Recall what happened to your landscape in 2017 and 2018, and this makes the point. Could some of the problems have been prevented? Sure, but in some situations you might have fought a losing battle when you consider the deluge of rain during 2018. Therefore, it is important to recognize that shrubs must deal with the challenges of nature and at times you need to “intervene” in order for your plants to survive. A word of caution is in order regarding plant tags because they often have limited information. In this regard, consider doing your own internet search before you buy plants. Of course, you can ignore some cultural admonitions, and perhaps you may be successful (lucky?) if you are into “horticultural experimentation.” Perhaps heeding the warning to plant in a protected area is actually good advice.

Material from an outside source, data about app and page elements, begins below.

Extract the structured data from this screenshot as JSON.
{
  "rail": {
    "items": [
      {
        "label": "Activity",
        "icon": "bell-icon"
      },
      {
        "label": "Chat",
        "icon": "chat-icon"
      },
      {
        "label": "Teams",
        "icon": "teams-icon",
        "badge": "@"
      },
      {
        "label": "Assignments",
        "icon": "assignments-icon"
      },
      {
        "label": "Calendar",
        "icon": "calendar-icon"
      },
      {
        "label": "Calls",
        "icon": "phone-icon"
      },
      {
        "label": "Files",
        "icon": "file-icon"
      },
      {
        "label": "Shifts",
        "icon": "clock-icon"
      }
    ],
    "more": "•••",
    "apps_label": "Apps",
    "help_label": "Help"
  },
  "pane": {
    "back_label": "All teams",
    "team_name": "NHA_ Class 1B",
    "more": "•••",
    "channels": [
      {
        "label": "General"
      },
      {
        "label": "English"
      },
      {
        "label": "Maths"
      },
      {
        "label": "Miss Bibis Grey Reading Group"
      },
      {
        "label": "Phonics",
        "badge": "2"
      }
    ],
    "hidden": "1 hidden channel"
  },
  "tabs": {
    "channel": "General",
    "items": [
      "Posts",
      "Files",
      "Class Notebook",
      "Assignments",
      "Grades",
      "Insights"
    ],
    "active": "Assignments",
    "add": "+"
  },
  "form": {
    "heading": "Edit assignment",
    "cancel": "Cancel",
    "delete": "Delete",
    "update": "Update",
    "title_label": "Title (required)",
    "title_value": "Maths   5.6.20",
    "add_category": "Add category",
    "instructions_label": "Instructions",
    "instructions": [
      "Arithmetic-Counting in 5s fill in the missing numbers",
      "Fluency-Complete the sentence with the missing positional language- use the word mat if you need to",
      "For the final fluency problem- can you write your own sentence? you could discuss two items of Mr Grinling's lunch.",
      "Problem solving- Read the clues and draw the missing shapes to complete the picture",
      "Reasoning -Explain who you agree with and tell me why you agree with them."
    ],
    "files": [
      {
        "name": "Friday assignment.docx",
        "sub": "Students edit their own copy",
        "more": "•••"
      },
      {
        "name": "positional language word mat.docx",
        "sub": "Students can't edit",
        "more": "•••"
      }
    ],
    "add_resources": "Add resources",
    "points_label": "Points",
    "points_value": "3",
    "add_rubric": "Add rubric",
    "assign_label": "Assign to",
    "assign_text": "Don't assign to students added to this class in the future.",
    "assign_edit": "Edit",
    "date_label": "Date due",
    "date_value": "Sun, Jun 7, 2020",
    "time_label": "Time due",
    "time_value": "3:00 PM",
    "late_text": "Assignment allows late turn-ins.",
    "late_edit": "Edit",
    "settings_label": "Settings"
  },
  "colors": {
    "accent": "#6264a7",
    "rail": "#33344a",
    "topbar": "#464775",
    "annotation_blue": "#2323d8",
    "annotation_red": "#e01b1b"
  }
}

The third chapter has a lot of unique information that is not often discussed; however, it is important for landscape strategy. If you have noticed the abundance of townhouse development, then you can rightly surmise how restricted the available area is for planting anything. Likewise, the footprint of many new houses leaves minimal space for planting shrubs, trees, flowers, vegetables etc. All is not lost and do not despair, if this is your situation. Consider containers, especially those with architectural interest. In addition to the ubiquitous flower arrangements, there are many miniature and dwarf conifers as well as small-sized shrubs that are suitable for a constrained planting area. “Shrubs” is especially helpful for solving the problems associated with narrow areas, steep slopes and banks. If you have less growing room, then you might consider popular upright plant alternatives. Look for a plant tag that includes the word “fastigiated.” This is a clue meaning the growth habit where branches are erect and parallel to the trunk and central leader of the plant. Another way to accommodate a limited space is to grow plants on a wall, fence or trellis. If you are lucky, you may find a garden center that carries espalier plants that have been trained to grow flat against a support. This man-made manipulation makes an interesting architectural display.
In summary, shrubs are hard-working plants in your landscape. By comparison to other plant families, shrubs are not fussy. Many other plants are short-lived and at times unreliable. Shrubs will put on a good show for many years depending on your own preferences. Giving thought and planning, there is a shrub for every season and location. This applies to size, texture, color and other considerations that are important to you. Therefore, consider shrubs as a long-term plant because most shrubs will survive for many years and at the same time provide you with enjoyment. As a final comment, the author writes “Always consider foliage first and flowers second. Leaves last far longer and are the fabric of a planting scheme; flowers are fragile embroidery.” And now you know WHY PLANT SHRUBS. They will make a difference in your landscape.